— -- Amazon has entered the meal kit space -- but how does it compare to the other meal kits on the marketplace?
Meal kits are sets with all the ingredients you need to cook dinner: planned, portioned and delivered to your door. All you need to do is cook and eat. Companies like Hello Fresh, Plated, Purple Carrot and Blue Apron have made this service popular for those too busy to shop, looking for foolproof recipes or wanting to expand their dinner repertoire.
Now Amazon is announcing their foray into meal kit deliveries. Currently, the Amazon meal kits are only available in the Seattle area, but with their acquisition of Whole Foods and the investment in their grocery delivery service Amazon Fresh, the company is also clearly aiming at the estimated $1.5 billion a year meal kit industry.
We met up with a Seattle-area family, Mike and Becky Kelly and their two kids, Maggie and Leo, to compare Blue Apron, Hello Fresh and Amazon’s meal kits. We invited Matt Weinberger, a senior reporter for Business Insider, to help us judge the services on four criteria: ordering convenience, price, ease of cooking and taste. We cooked chicken tikka masala with Rice from Amazon, barbecue chicken tenders with snap peas and sweet potatoes from Hello Fresh, and chicken marbella with summer squash and potatoes from Blue Apron.
Most meal kit companies require you to subscribe to their service. You sign up for two to four meals a week delivered every week on the same day. This is how both Blue Apron and Hello Fresh work. You can pause the service if you go on vacation or cancel outright, but you cannot order only one meal when you need it. Amazon is completely different. You can order a-la-carte, one–time-only meals that are delivered two days after ordering.
All three services delivered the meals in the windows of time they promised. All were well-packed with ice packs and insulation. Amazon offered a two-hour window of delivery while Hello Fresh and Blue Apron had delivery days where the box could be dropped within 8- to 12-hour windows. All the deliveries seemed like they could withstand a few hours on your doorstep given that they had ice packs inside.

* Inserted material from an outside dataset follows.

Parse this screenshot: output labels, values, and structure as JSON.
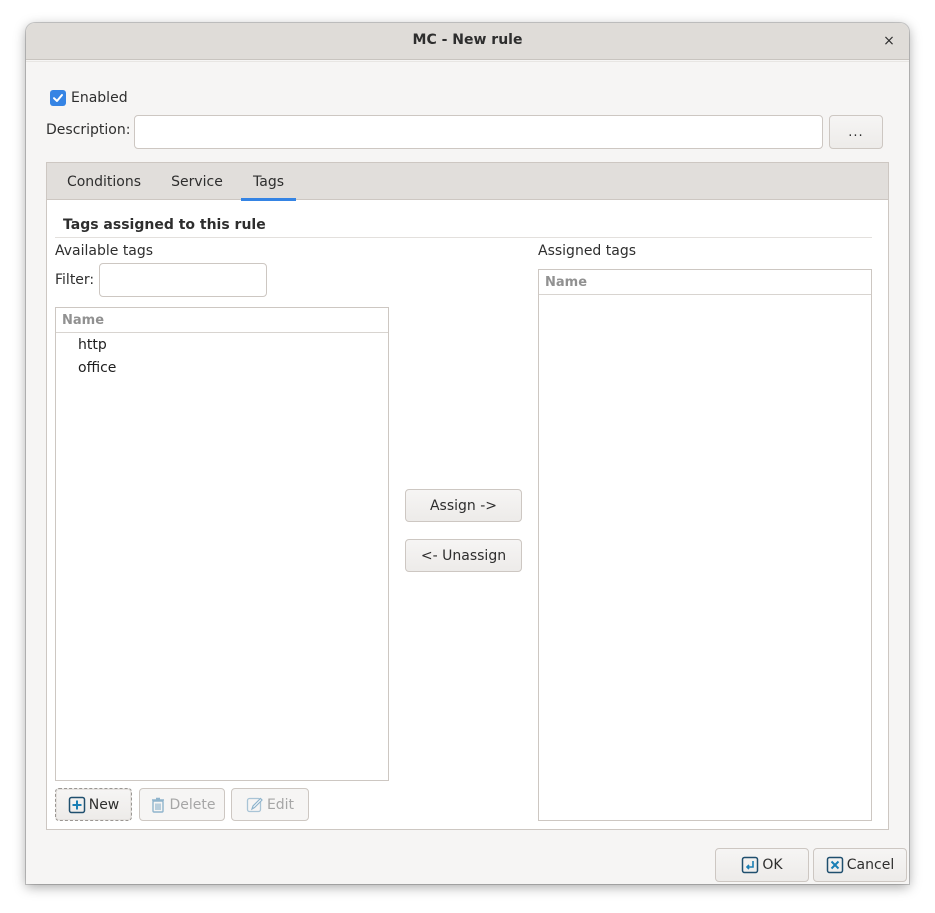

Weinberger's top pick for ordering convenience was Amazon, telling us, "The fact that you don’t have to do a subscription, that alone is a real game-changer. You order them as you need, as many as you need, when you need them, which is very different from a Blue Apron or Hello Fresh. You have to commit to a certain number of meals every week. That’s not great for people. It’s like a gym membership. You sign up and you never go."
Note: Different meals and plans have different costs.
Prices excluding delivery and subscription fees:
Amazon $8.99 per serving
Blue Apron $8.99 per serving
HelloFresh $8.74 per serving
The price is the most complicated aspect of comparing the meal kits. You either sign up for a subscription or you buy into Amazon’s grocery eco-system.
Blue Apron and Hello Fresh do not charge a delivery fee. But you must subscribe for extended service.
To order Amazon meal kits, you have to be a member of Amazon Prime ($99/year) and Amazon Fresh ($14.99 a month). Delivery is free unless you order less than $40 of food; then you’ll be charged $9.99.
Weinberger said his top pick for price was complicated. It only makes sense from a price perspective to purchase Amazon meal kits if you have subscribed to their Prime and Fresh memberships for other reasons. And while Blue Apron and Hello Fresh don’t have the membership dues and delivery minimums or fees that Amazon has, Matt says factor in the potential long-term cost of a meal kit subscription if you keep it.
Ease of preparation: